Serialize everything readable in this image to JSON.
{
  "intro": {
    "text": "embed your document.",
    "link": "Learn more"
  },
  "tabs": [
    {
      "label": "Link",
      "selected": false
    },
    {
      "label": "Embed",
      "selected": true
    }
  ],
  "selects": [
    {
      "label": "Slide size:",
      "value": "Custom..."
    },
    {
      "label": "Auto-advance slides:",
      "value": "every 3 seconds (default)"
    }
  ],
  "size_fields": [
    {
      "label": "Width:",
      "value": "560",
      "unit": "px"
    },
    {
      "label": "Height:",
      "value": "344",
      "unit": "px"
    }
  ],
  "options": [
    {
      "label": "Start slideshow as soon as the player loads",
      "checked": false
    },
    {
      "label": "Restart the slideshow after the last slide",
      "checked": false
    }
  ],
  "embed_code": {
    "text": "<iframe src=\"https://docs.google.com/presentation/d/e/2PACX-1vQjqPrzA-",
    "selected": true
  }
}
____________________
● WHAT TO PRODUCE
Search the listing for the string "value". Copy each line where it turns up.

● PROBLEM SOLUTION
      "value": "Custom..."
      "value": "every 3 seconds (default)"
      "value": "560",
      "value": "344",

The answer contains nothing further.